Nothing in the data may be changed; retype all of it.

* _Data provided_:
==============================

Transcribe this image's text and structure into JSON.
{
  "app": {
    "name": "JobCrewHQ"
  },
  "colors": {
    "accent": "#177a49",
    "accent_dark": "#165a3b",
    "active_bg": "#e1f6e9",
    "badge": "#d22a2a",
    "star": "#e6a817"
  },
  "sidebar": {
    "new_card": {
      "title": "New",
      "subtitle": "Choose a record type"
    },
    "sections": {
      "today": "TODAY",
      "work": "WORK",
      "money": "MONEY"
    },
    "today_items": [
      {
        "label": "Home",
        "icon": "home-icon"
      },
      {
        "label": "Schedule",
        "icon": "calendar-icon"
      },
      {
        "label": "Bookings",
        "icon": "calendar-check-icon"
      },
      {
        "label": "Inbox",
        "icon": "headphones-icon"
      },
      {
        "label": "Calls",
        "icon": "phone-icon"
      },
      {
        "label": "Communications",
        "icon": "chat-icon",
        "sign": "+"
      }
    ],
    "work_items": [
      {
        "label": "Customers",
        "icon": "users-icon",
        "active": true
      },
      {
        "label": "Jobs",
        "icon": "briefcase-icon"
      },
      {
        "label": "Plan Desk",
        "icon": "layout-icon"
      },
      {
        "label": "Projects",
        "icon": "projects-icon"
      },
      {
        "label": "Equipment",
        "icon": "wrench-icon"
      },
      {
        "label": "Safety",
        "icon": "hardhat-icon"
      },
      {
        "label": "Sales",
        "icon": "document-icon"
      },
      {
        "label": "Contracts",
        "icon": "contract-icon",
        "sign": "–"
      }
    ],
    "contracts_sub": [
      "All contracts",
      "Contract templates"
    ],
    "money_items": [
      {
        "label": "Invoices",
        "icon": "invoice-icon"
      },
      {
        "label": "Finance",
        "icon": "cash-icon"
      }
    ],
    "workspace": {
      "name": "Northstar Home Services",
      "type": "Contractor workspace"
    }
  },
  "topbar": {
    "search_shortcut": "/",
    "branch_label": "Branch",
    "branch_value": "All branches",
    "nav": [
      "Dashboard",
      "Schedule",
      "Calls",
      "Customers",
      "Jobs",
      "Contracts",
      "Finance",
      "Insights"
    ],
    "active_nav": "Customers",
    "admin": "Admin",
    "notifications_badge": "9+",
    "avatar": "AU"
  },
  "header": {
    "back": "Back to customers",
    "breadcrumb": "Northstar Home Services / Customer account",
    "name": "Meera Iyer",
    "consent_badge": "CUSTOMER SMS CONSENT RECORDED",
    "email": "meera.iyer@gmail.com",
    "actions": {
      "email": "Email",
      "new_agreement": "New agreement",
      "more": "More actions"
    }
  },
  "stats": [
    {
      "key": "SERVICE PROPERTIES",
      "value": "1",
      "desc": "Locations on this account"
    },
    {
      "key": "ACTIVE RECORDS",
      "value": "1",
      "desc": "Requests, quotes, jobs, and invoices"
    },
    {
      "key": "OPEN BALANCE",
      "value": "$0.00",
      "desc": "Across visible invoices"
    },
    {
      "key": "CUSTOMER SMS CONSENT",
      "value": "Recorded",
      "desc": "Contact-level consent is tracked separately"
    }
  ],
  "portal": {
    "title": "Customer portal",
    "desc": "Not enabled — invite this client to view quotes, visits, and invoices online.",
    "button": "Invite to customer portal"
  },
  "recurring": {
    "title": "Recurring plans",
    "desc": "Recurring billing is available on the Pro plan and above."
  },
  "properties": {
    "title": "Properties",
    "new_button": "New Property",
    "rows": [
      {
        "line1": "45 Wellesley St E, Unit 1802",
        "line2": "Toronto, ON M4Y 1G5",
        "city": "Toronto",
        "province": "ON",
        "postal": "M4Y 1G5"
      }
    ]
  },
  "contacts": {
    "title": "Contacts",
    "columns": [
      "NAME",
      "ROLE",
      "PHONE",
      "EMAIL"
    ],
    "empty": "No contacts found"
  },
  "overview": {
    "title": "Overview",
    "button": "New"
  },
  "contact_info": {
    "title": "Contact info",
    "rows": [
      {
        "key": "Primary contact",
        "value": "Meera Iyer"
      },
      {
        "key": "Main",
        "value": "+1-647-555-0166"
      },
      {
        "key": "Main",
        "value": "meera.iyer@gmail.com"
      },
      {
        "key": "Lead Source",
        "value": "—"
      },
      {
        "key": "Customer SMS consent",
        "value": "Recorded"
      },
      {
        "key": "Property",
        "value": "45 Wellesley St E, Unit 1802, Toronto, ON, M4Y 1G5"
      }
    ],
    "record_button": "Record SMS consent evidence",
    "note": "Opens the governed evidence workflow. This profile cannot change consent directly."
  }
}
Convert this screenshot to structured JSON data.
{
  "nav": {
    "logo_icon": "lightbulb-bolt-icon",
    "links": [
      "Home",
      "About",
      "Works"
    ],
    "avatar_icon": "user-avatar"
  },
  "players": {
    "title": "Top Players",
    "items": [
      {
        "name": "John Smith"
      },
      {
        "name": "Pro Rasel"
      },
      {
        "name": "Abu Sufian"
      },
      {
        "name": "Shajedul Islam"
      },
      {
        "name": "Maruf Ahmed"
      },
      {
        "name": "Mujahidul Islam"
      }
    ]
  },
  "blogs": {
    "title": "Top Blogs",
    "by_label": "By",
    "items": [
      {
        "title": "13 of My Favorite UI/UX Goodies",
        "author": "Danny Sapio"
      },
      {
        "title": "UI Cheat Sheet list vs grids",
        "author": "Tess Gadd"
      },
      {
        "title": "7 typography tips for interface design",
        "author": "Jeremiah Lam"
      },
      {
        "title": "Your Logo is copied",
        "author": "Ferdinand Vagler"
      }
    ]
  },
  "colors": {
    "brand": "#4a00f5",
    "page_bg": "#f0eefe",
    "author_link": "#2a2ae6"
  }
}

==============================

* _The completed task_:
Transcribe this image's text and structure into JSON.
{
  "app": {
    "name": "JobCrewHQ"
  },
  "colors": {
    "accent": "#177a49",
    "accent_dark": "#165a3b",
    "active_bg": "#e1f6e9",
    "badge": "#d22a2a",
    "star": "#e6a817"
  },
  "sidebar": {
    "new_card": {
      "title": "New",
      "subtitle": "Choose a record type"
    },
    "sections": {
      "today": "TODAY",
      "work": "WORK",
      "money": "MONEY"
    },
    "today_items": [
      {
        "label": "Home",
        "icon": "home-icon"
      },
      {
        "label": "Schedule",
        "icon": "calendar-icon"
      },
      {
        "label": "Bookings",
        "icon": "calendar-check-icon"
      },
      {
        "label": "Inbox",
        "icon": "headphones-icon"
      },
      {
        "label": "Calls",
        "icon": "phone-icon"
      },
      {
        "label": "Communications",
        "icon": "chat-icon",
        "sign": "+"
      }
    ],
    "work_items": [
      {
        "label": "Customers",
        "icon": "users-icon",
        "active": true
      },
      {
        "label": "Jobs",
        "icon": "briefcase-icon"
      },
      {
        "label": "Plan Desk",
        "icon": "layout-icon"
      },
      {
        "label": "Projects",
        "icon": "projects-icon"
      },
      {
        "label": "Equipment",
        "icon": "wrench-icon"
      },
      {
        "label": "Safety",
        "icon": "hardhat-icon"
      },
      {
        "label": "Sales",
        "icon": "document-icon"
      },
      {
        "label": "Contracts",
        "icon": "contract-icon",
        "sign": "–"
      }
    ],
    "contracts_sub": [
      "All contracts",
      "Contract templates"
    ],
    "money_items": [
      {
        "label": "Invoices",
        "icon": "invoice-icon"
      },
      {
        "label": "Finance",
        "icon": "cash-icon"
      }
    ],
    "workspace": {
      "name": "Northstar Home Services",
      "type": "Contractor workspace"
    }
  },
  "topbar": {
    "search_shortcut": "/",
    "branch_label": "Branch",
    "branch_value": "All branches",
    "nav": [
      "Dashboard",
      "Schedule",
      "Calls",
      "Customers",
      "Jobs",
      "Contracts",
      "Finance",
      "Insights"
    ],
    "active_nav": "Customers",
    "admin": "Admin",
    "notifications_badge": "9+",
    "avatar": "AU"
  },
  "header": {
    "back": "Back to customers",
    "breadcrumb": "Northstar Home Services / Customer account",
    "name": "Meera Iyer",
    "consent_badge": "CUSTOMER SMS CONSENT RECORDED",
    "email": "meera.iyer@gmail.com",
    "actions": {
      "email": "Email",
      "new_agreement": "New agreement",
      "more": "More actions"
    }
  },
  "stats": [
    {
      "key": "SERVICE PROPERTIES",
      "value": "1",
      "desc": "Locations on this account"
    },
    {
      "key": "ACTIVE RECORDS",
      "value": "1",
      "desc": "Requests, quotes, jobs, and invoices"
    },
    {
      "key": "OPEN BALANCE",
      "value": "$0.00",
      "desc": "Across visible invoices"
    },
    {
      "key": "CUSTOMER SMS CONSENT",
      "value": "Recorded",
      "desc": "Contact-level consent is tracked separately"
    }
  ],
  "portal": {
    "title": "Customer portal",
    "desc": "Not enabled — invite this client to view quotes, visits, and invoices online.",
    "button": "Invite to customer portal"
  },
  "recurring": {
    "title": "Recurring plans",
    "desc": "Recurring billing is available on the Pro plan and above."
  },
  "properties": {
    "title": "Properties",
    "new_button": "New Property",
    "rows": [
      {
        "line1": "45 Wellesley St E, Unit 1802",
        "line2": "Toronto, ON M4Y 1G5",
        "city": "Toronto",
        "province": "ON",
        "postal": "M4Y 1G5"
      }
    ]
  },
  "contacts": {
    "title": "Contacts",
    "columns": [
      "NAME",
      "ROLE",
      "PHONE",
      "EMAIL"
    ],
    "empty": "No contacts found"
  },
  "overview": {
    "title": "Overview",
    "button": "New"
  },
  "contact_info": {
    "title": "Contact info",
    "rows": [
      {
        "key": "Primary contact",
        "value": "Meera Iyer"
      },
      {
        "key": "Main",
        "value": "+1-647-555-0166"
      },
      {
        "key": "Main",
        "value": "meera.iyer@gmail.com"
      },
      {
        "key": "Lead Source",
        "value": "—"
      },
      {
        "key": "Customer SMS consent",
        "value": "Recorded"
      },
      {
        "key": "Property",
        "value": "45 Wellesley St E, Unit 1802, Toronto, ON, M4Y 1G5"
      }
    ],
    "record_button": "Record SMS consent evidence",
    "note": "Opens the governed evidence workflow. This profile cannot change consent directly."
  }
}
Convert this screenshot to structured JSON data.
{
  "nav": {
    "logo_icon": "lightbulb-bolt-icon",
    "links": [
      "Home",
      "About",
      "Works"
    ],
    "avatar_icon": "user-avatar"
  },
  "players": {
    "title": "Top Players",
    "items": [
      {
        "name": "John Smith"
      },
      {
        "name": "Pro Rasel"
      },
      {
        "name": "Abu Sufian"
      },
      {
        "name": "Shajedul Islam"
      },
      {
        "name": "Maruf Ahmed"
      },
      {
        "name": "Mujahidul Islam"
      }
    ]
  },
  "blogs": {
    "title": "Top Blogs",
    "by_label": "By",
    "items": [
      {
        "title": "13 of My Favorite UI/UX Goodies",
        "author": "Danny Sapio"
      },
      {
        "title": "UI Cheat Sheet list vs grids",
        "author": "Tess Gadd"
      },
      {
        "title": "7 typography tips for interface design",
        "author": "Jeremiah Lam"
      },
      {
        "title": "Your Logo is copied",
        "author": "Ferdinand Vagler"
      }
    ]
  },
  "colors": {
    "brand": "#4a00f5",
    "page_bg": "#f0eefe",
    "author_link": "#2a2ae6"
  }
}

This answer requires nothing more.